An American institute develops a system for the cybersecurity of military vehicles
The Southwest Research Institute (SwRI) in Texas has developed a new intrusion detection system (IDS) to protect military ground vehicles from cybersecurity attacks.
Developed in collaboration with the US Army Ground Vehicle Systems Center, the new IDS technology uses algorithms and fingerprints to detect any anomalies in the communication systems on board combat vehicles on the ground.
The system algorithms will transmit information via CAN (Controller Area Network) protocol to identify an unknown or invalid node connected to the vehicle network.
“A cyber attack could potentially send erroneous information via the CAN protocol to alter or hinder the operations of a vehicle”, engineer SwRI Jonathan wolford noted in a press release. âAn attack on multiple connected vehicles could have disastrous effects. “
In an attempt to better understand the characteristics of the new system, SwRI performed a test to maximize the baseline data of the system. The test showed that the intrusion system accurately identified messages sent from unauthorized nodes and spurious messages sent from valid nodes.
The developers also revealed that they had injected fake data into the system; however, algorithms quickly flagged suspicious information, proving that IDS technology can identify and protect against threats.

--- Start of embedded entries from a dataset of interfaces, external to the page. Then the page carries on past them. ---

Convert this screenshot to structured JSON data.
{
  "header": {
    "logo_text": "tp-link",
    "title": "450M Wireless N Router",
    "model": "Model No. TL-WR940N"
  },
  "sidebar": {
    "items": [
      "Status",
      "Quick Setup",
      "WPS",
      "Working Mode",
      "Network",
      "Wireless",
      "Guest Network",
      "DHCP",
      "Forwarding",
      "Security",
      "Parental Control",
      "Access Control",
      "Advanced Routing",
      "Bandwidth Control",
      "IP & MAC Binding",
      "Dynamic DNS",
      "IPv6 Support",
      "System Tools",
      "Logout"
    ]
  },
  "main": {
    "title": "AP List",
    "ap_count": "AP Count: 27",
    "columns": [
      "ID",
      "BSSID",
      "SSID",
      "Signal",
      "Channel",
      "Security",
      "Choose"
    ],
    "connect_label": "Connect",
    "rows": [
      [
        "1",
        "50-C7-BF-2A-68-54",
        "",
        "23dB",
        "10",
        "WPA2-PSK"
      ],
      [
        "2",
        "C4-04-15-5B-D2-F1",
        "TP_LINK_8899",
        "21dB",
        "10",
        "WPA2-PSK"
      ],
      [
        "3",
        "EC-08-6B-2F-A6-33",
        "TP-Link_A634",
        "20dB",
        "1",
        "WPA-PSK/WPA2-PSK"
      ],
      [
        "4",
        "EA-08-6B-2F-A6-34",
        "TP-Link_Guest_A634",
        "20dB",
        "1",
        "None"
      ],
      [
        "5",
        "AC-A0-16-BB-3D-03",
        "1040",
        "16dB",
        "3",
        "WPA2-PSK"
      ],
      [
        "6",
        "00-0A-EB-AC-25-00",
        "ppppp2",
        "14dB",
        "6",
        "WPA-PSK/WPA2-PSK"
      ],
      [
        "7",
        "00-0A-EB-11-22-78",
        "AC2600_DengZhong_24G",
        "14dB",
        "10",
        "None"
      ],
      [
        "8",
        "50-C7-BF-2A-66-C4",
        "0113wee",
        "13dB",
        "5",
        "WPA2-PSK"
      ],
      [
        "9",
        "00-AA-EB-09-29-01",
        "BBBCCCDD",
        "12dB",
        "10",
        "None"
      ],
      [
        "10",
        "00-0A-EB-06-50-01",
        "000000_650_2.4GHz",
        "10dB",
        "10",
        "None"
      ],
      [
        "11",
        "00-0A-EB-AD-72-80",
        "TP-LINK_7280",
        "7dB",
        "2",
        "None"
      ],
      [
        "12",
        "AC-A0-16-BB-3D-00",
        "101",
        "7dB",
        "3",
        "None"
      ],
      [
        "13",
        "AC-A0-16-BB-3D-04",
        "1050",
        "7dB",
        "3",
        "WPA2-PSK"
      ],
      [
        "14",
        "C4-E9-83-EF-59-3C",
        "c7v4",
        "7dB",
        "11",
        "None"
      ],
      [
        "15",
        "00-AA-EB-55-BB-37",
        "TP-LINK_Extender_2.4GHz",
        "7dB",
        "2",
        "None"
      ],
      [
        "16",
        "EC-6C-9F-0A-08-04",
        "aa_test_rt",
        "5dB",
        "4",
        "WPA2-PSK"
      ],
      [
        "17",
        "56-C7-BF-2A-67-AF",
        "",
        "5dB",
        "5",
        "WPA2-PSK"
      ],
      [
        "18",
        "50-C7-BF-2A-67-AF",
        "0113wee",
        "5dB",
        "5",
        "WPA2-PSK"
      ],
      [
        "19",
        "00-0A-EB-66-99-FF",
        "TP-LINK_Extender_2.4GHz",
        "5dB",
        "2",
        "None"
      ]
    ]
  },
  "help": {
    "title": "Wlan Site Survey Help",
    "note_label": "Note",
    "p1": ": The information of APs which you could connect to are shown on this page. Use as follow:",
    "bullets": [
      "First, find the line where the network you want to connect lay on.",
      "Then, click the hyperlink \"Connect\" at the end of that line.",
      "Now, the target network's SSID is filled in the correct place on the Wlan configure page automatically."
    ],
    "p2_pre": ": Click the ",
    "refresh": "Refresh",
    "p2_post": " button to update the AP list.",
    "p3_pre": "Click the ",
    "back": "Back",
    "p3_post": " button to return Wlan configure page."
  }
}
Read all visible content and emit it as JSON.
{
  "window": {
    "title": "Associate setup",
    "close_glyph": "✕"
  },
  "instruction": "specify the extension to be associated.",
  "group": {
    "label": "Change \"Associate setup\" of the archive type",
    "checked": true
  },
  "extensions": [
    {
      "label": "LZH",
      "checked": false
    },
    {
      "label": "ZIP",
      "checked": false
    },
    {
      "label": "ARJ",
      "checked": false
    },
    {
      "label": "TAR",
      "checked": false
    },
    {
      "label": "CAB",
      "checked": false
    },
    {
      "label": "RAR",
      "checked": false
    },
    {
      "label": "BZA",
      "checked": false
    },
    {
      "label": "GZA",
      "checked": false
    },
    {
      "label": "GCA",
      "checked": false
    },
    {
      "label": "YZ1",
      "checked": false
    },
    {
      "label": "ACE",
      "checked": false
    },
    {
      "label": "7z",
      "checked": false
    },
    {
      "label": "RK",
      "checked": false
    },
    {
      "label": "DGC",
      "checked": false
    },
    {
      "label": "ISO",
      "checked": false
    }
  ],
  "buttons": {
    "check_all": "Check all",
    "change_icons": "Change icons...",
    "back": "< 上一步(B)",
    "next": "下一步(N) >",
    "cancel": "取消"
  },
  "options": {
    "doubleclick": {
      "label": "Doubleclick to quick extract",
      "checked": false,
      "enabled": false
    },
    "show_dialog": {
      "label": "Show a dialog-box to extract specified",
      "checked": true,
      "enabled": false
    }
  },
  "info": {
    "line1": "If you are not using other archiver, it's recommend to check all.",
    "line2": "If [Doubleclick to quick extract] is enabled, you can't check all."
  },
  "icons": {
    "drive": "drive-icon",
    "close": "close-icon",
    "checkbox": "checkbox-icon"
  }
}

âThese attacks are theoretically easier for bad actors who have physical access to a vehicle, but vehicles are also vulnerable to wireless attacks,â said another engineer from SwRI. Peter Moldenhauer explained, adding that the system is designed to build cyber resilience for more connected and automated vehicle networks.
Although IDS technology was originally designed for military vehicles, the institute said it could also be incorporated into passenger cars and commercial vehicles.